Typical Contract Structure
Prenuptial contracts (commonly known as “prenuptial agreements,” or “prenups”) are increasingly used among marriage partners as a way to simplify the property division process in the event of divorce. Prenuptial contracts can predetermine how certain property will be divided if a couple decides to divorce at some point in the future. Today, we will go over a few details on these contracts by examining their structure and requirements more closely.
The structure of prenuptial contracts is very much like the “standard” or typical structure of most other contracts. Prenuptial contracts will include certain necessary information (about the parties, important dates, recitations, etc.) and follow a predictable pattern. The parties will make distinctions between “marital property” and “separate property,” and include specific instructions regarding how property would be assigned in divorce. The prenuptial contract should include instructions regarding debt, as couples often deal with debt in marriage.
In addition, the parties will make reference to spousal maintenance and can make determinations in advance. The contract will reference each spouse’s responsibilities in the context of the marriage and these responsibilities can be as elaborate as the couple wish. For instance, couples can use prenuptial contracts to determine how bank accounts are managed, how other property is managed, how disputes will be handled regarding finances, and so forth.
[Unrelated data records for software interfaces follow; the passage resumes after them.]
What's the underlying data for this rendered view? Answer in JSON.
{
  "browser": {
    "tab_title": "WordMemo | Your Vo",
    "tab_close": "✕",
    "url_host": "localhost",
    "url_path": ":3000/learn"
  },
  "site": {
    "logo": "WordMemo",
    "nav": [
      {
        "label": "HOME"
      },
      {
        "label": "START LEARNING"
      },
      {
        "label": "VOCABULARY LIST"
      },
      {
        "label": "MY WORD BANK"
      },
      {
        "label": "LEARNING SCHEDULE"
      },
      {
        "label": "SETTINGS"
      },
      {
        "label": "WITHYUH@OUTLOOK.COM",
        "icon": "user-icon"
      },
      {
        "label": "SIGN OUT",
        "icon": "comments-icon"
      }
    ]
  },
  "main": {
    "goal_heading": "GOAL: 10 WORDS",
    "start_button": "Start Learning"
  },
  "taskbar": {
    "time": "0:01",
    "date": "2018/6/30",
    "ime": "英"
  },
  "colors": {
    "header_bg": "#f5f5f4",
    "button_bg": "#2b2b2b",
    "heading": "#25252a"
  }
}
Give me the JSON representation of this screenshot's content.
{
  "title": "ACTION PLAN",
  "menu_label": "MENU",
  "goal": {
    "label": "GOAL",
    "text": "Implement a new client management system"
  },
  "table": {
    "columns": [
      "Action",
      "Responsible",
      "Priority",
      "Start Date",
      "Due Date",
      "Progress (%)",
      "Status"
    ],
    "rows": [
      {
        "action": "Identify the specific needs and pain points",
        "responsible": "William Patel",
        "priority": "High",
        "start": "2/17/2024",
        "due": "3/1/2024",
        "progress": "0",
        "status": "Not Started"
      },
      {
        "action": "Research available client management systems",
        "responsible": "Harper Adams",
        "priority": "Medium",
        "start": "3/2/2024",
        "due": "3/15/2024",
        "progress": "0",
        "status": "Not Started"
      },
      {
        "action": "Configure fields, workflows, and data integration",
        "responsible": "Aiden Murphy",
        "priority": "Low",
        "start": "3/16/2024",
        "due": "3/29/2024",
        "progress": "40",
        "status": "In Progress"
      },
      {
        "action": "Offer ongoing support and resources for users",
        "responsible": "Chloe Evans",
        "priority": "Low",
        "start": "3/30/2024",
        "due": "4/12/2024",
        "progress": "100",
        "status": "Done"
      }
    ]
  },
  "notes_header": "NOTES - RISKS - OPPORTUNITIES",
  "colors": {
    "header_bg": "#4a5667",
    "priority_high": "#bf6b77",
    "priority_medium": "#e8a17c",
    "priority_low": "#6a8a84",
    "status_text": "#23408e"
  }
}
The contract will also indicate that the financial disclosures have been made fully and properly. Furthermore, the contract will include a section on how the contract may be modified, voided, the date of effectiveness, notary signature, witness signatures, and other standard language.
The prenuptial contract will also include reference to which state law will govern the court’s interpretation of the contract.
Colorado Follows the UPAA
In addition to the format, readers should be aware of the formal requirements which govern the enforceability of prenuptial contracts in Colorado. In many ways, prenuptial contracts follow the core principles of the common law of contracts, although Colorado has adopted specific rules on prenuptial contracts from the Uniform Prenuptial Agreement Act (UPAA). The UPAA brings consistency to the rules on prenuptial contracts across the country, similar to the UCC for commercial contracts. Under the UPAA, prenuptial agreements need to meet the following requirements to be enforceable: (1) there must be lack of duress – the acceptance must be completely voluntary, (2) both spouses must have access to legal representation prior to signing, and (3) there must be proper financial disclosures prior to signing.
These are firm requirements, and so Colorado courts will not enforce a prenuptial agreement which doesn’t fully satisfy these requirements.
Guidance on Duress, Disclosures & Representation
When it comes to the enforceability of prenuptial contracts, the parties need to understand clearly how the requirements are construed. In this context, for instance, the term “duress” essentially refers to any sort of pressure or compulsion which materially influences a given person’s decision. A complete understanding of this concept requires reference to case law, which is also the case with the other requirements. If a spouse contends that he or she lacked reasonable access to legal representation, Colorado courts will view the situation in its entirety and then make an individualized determination.
In addition to the three requirements referenced, there is also the requirement of “unconscionability.” This concept also originates in the common law, and refers to the “bargaining power” of the parties relative to each other. This is also an important piece of information which needs to be firmly understood.
The last important topic to note is that a couple cannot have anything in the prenuptial contract that defines what child support will be in the event of divorce. This means while a couple can contract around spousal maintenance, child support will have to be left out.
Contact the Drake Law Firm for Additional Information
If you’d like to learn more, contact the Drake Law Firm today by calling 303-261-8111.